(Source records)
┄┄┄┄┄┄┄┄┄┄┄┄┄┄┄┄┄┄┄┄

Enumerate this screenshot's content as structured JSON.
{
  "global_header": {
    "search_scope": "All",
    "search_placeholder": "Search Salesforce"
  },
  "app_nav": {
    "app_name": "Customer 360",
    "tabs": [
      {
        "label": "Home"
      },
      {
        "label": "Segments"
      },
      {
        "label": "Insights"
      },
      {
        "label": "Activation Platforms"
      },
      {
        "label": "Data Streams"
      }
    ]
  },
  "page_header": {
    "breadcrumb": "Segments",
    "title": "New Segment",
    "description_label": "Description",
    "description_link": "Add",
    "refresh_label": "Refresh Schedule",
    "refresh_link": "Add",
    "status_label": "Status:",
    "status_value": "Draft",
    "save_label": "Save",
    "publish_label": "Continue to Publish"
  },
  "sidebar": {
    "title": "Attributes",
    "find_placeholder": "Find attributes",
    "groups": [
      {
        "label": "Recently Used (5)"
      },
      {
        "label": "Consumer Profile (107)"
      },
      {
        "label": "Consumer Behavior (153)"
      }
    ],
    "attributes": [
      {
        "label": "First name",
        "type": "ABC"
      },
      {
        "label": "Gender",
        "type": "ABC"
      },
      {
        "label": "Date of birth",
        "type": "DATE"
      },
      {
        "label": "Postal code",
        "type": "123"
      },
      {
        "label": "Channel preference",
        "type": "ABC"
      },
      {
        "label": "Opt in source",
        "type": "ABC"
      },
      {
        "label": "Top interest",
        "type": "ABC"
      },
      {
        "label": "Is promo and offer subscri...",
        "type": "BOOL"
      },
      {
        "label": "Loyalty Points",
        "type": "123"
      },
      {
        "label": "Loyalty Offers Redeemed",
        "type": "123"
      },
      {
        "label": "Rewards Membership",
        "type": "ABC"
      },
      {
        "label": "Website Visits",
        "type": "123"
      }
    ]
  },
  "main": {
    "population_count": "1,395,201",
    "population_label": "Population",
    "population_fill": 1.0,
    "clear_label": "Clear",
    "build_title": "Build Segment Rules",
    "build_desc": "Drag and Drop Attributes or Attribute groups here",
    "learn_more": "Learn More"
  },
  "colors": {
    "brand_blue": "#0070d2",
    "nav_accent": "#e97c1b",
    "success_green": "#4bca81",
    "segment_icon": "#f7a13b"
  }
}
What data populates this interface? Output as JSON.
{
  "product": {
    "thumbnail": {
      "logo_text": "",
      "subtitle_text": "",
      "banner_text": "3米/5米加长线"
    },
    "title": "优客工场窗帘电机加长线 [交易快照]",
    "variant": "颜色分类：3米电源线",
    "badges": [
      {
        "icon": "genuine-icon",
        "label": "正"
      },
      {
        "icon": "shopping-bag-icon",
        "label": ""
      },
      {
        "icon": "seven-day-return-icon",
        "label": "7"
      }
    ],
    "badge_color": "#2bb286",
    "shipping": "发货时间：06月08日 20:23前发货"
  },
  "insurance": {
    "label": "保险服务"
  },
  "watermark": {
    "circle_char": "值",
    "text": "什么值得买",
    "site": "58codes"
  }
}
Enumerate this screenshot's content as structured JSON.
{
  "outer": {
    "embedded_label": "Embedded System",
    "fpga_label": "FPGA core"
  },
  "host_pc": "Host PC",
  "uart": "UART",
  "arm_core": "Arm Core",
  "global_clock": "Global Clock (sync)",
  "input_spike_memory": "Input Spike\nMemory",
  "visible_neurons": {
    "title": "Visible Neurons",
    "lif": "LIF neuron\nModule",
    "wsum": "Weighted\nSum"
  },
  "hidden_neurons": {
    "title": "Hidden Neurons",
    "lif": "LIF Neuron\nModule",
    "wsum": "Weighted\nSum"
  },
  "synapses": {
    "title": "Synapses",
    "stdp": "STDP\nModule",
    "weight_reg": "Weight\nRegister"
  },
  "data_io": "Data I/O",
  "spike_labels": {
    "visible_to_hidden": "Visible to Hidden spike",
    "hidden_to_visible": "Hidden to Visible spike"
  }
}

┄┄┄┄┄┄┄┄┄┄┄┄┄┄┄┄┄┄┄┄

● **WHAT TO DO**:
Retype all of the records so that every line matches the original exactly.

● **RESPONSE BOX**:
Enumerate this screenshot's content as structured JSON.
{
  "global_header": {
    "search_scope": "All",
    "search_placeholder": "Search Salesforce"
  },
  "app_nav": {
    "app_name": "Customer 360",
    "tabs": [
      {
        "label": "Home"
      },
      {
        "label": "Segments"
      },
      {
        "label": "Insights"
      },
      {
        "label": "Activation Platforms"
      },
      {
        "label": "Data Streams"
      }
    ]
  },
  "page_header": {
    "breadcrumb": "Segments",
    "title": "New Segment",
    "description_label": "Description",
    "description_link": "Add",
    "refresh_label": "Refresh Schedule",
    "refresh_link": "Add",
    "status_label": "Status:",
    "status_value": "Draft",
    "save_label": "Save",
    "publish_label": "Continue to Publish"
  },
  "sidebar": {
    "title": "Attributes",
    "find_placeholder": "Find attributes",
    "groups": [
      {
        "label": "Recently Used (5)"
      },
      {
        "label": "Consumer Profile (107)"
      },
      {
        "label": "Consumer Behavior (153)"
      }
    ],
    "attributes": [
      {
        "label": "First name",
        "type": "ABC"
      },
      {
        "label": "Gender",
        "type": "ABC"
      },
      {
        "label": "Date of birth",
        "type": "DATE"
      },
      {
        "label": "Postal code",
        "type": "123"
      },
      {
        "label": "Channel preference",
        "type": "ABC"
      },
      {
        "label": "Opt in source",
        "type": "ABC"
      },
      {
        "label": "Top interest",
        "type": "ABC"
      },
      {
        "label": "Is promo and offer subscri...",
        "type": "BOOL"
      },
      {
        "label": "Loyalty Points",
        "type": "123"
      },
      {
        "label": "Loyalty Offers Redeemed",
        "type": "123"
      },
      {
        "label": "Rewards Membership",
        "type": "ABC"
      },
      {
        "label": "Website Visits",
        "type": "123"
      }
    ]
  },
  "main": {
    "population_count": "1,395,201",
    "population_label": "Population",
    "population_fill": 1.0,
    "clear_label": "Clear",
    "build_title": "Build Segment Rules",
    "build_desc": "Drag and Drop Attributes or Attribute groups here",
    "learn_more": "Learn More"
  },
  "colors": {
    "brand_blue": "#0070d2",
    "nav_accent": "#e97c1b",
    "success_green": "#4bca81",
    "segment_icon": "#f7a13b"
  }
}
What data populates this interface? Output as JSON.
{
  "product": {
    "thumbnail": {
      "logo_text": "",
      "subtitle_text": "",
      "banner_text": "3米/5米加长线"
    },
    "title": "优客工场窗帘电机加长线 [交易快照]",
    "variant": "颜色分类：3米电源线",
    "badges": [
      {
        "icon": "genuine-icon",
        "label": "正"
      },
      {
        "icon": "shopping-bag-icon",
        "label": ""
      },
      {
        "icon": "seven-day-return-icon",
        "label": "7"
      }
    ],
    "badge_color": "#2bb286",
    "shipping": "发货时间：06月08日 20:23前发货"
  },
  "insurance": {
    "label": "保险服务"
  },
  "watermark": {
    "circle_char": "值",
    "text": "什么值得买",
    "site": "58codes"
  }
}
Enumerate this screenshot's content as structured JSON.
{
  "outer": {
    "embedded_label": "Embedded System",
    "fpga_label": "FPGA core"
  },
  "host_pc": "Host PC",
  "uart": "UART",
  "arm_core": "Arm Core",
  "global_clock": "Global Clock (sync)",
  "input_spike_memory": "Input Spike\nMemory",
  "visible_neurons": {
    "title": "Visible Neurons",
    "lif": "LIF neuron\nModule",
    "wsum": "Weighted\nSum"
  },
  "hidden_neurons": {
    "title": "Hidden Neurons",
    "lif": "LIF Neuron\nModule",
    "wsum": "Weighted\nSum"
  },
  "synapses": {
    "title": "Synapses",
    "stdp": "STDP\nModule",
    "weight_reg": "Weight\nRegister"
  },
  "data_io": "Data I/O",
  "spike_labels": {
    "visible_to_hidden": "Visible to Hidden spike",
    "hidden_to_visible": "Hidden to Visible spike"
  }
}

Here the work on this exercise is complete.